Small rural communities know only too well the important role that volunteers play in creating a better quality of life for everyone in the community. Countless hours spent by volunteers working on local flower and garden displays vastly improve the look of our communities. Dedicated groups of volunteers scour the roadsides in our communities to clean up the debris deposited alongside the highways and byways.
There are few churches to be found that do not have dedicated members taking solace to those shut in their homes due to sickness, infirmity or other challenges associated with health or age.
Dedicated volunteers fill in the ranks of our emergency responders, volunteer firefighters and search and rescue teams, Victims in Crisis Assistance workers come to the aid of those struck by fire, accident or other mishap.

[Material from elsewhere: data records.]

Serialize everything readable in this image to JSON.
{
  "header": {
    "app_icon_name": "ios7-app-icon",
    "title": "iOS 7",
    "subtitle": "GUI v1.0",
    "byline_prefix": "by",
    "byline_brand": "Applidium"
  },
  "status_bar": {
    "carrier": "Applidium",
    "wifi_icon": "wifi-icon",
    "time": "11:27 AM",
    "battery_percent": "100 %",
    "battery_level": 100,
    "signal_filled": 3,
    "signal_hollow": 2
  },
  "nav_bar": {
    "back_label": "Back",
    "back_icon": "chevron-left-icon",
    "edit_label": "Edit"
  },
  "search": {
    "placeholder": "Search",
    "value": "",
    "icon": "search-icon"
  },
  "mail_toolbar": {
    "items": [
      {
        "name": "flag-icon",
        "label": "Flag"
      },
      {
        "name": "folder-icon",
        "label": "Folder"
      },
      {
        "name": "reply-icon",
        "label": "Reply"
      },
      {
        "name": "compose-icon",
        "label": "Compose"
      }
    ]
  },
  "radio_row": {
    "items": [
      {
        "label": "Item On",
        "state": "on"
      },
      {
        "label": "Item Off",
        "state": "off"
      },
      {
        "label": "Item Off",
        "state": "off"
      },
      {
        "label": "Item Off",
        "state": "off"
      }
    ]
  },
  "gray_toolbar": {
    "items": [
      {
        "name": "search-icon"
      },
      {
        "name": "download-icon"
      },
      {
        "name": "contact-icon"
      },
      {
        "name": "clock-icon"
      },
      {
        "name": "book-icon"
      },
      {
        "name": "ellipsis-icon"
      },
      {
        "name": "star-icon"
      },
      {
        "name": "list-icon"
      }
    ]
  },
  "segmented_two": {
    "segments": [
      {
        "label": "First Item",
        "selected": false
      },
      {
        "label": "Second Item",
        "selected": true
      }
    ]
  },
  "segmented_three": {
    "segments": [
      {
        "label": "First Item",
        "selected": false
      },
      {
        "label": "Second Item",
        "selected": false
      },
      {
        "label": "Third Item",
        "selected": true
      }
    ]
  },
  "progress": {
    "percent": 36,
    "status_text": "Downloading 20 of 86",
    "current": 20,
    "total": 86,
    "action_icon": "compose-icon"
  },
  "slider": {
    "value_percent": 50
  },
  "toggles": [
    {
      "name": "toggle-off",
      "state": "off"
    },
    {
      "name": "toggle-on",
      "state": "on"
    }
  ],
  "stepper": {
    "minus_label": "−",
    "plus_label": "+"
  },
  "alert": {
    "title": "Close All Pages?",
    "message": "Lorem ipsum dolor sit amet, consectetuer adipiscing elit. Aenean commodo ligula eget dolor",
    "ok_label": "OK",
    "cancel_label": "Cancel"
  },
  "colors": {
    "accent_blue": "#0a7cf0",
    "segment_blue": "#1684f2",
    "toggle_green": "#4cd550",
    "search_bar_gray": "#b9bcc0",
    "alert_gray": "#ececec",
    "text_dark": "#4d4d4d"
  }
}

To provide all of those services maintained in our communities would come at a prohibitive cost, were it not for those who offer up their time, talents and treasure in order to serve their fellow human beings. There are those whose volunteer efforts serve our four-footed and feathered friends, those who seek to protect the endangered plant life whose efforts are invaluable as well.
But volunteerism, for all its altruistic foundations, brings with it well-known positive benefits for those doing the volunteering. There is, of course, the economic benefits of the networking that is involved in volunteer work, the people that you meet and the contacts that you make, can lead to better job and career opportunities. Then there is the training that many volunteers receive that can not only lead to better employment opportunities, but can also provide lifesaving skills that could benefit those in your own home of family in crisis. There is some comfort to be found in knowing what to do when faced with a natural or personal disaster.
There are many side benefits to be found in volunteer activities that come with the territory. The innumerable contacts that take place helps create a broader world view and is even proven to have a beneficial impact on academic achievement. So teaching our children to volunteer will assist them positively when they seek out higher education. Volunteers tend to complete their degrees.
Not only does surrounding yourself with new people and learning how to work together as a group help to improve teamwork and relational skills, it helps you find others with the same interests. Mental health, especially as we age, has been proven to improve with social contacts and volunteerism is great at providing those contacts.
Through volunteerism we discover that we have much in common with those around us and we learn to develop empathy with others, all important building blocks to serve as the foundation of a healthy community.
Volunteering improves quality of life and health and that has been proven to include longevity for those who donate their time. Research has found that older adults will benefit the most from volunteering. Those physical and mental ailments that tend to plague older adults are often alleviated or even outright healed through the helping of others.
Despite these self interested aspects of volunteering, volunteers deserve all of the gratitude that we can heap upon them, because at the end of the day, altruism underlies the vast majority of their efforts, and without them all of us would be living in a much poorer world.
Thank a volunteer today, and if you have a few minutes to spare in your busy day, ask how you can join their ranks. You may soon find that you get more out of volunteering than those you seek to help.
As for The Expositor and its staff, to all of you from all of us, a heartfelt thank you and keep up the great work. You are appreciated.